##### DATA EXTRACTS #####
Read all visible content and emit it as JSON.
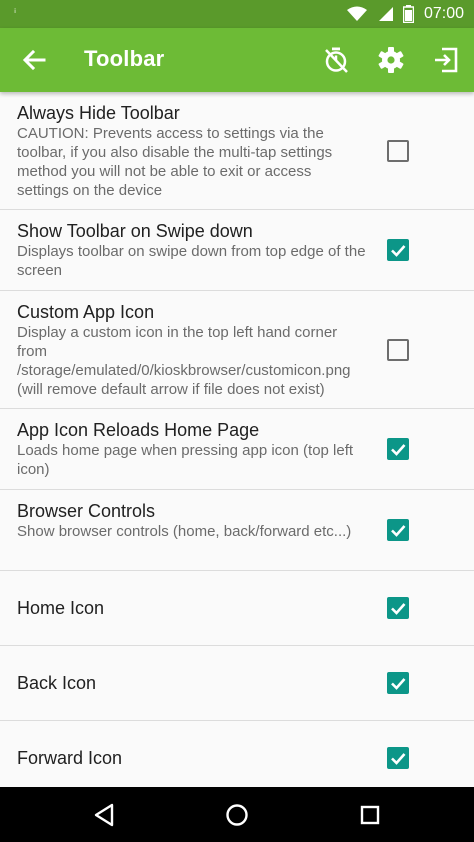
{
  "status_bar": {
    "notification_icon": "dot-icon",
    "wifi_icon": "wifi-icon",
    "signal_icon": "signal-icon",
    "battery_icon": "battery-icon",
    "time": "07:00"
  },
  "app_bar": {
    "title": "Toolbar",
    "icons": [
      "back-arrow-icon",
      "timer-off-icon",
      "gear-icon",
      "exit-icon"
    ],
    "color": "#6dbb36"
  },
  "settings": [
    {
      "title": "Always Hide Toolbar",
      "description": "CAUTION: Prevents access to settings via the toolbar, if you also disable the multi-tap settings method you will not be able to exit or access settings on the device",
      "checked": false
    },
    {
      "title": "Show Toolbar on Swipe down",
      "description": "Displays toolbar on swipe down from top edge of the screen",
      "checked": true
    },
    {
      "title": "Custom App Icon",
      "description": "Display a custom icon in the top left hand corner from /storage/emulated/0/kioskbrowser/customicon.png (will remove default arrow if file does not exist)",
      "checked": false
    },
    {
      "title": "App Icon Reloads Home Page",
      "description": "Loads home page when pressing app icon (top left icon)",
      "checked": true
    },
    {
      "title": "Browser Controls",
      "description": "Show browser controls (home, back/forward etc...)",
      "checked": true
    },
    {
      "title": "Home Icon",
      "description": "",
      "checked": true
    },
    {
      "title": "Back Icon",
      "description": "",
      "checked": true
    },
    {
      "title": "Forward Icon",
      "description": "",
      "checked": true
    }
  ],
  "nav_bar": {
    "icons": [
      "nav-back-icon",
      "nav-home-icon",
      "nav-recents-icon"
    ]
  },
  "colors": {
    "status_bar": "#5a9a2b",
    "accent": "#0c9688"
  }
}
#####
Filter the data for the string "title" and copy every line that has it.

**RESPONSE BELOW:**
    "title": "Toolbar",
      "title": "Always Hide Toolbar",
      "title": "Show Toolbar on Swipe down",
      "title": "Custom App Icon",
      "title": "App Icon Reloads Home Page",
      "title": "Browser Controls",
      "title": "Home Icon",
      "title": "Back Icon",
      "title": "Forward Icon",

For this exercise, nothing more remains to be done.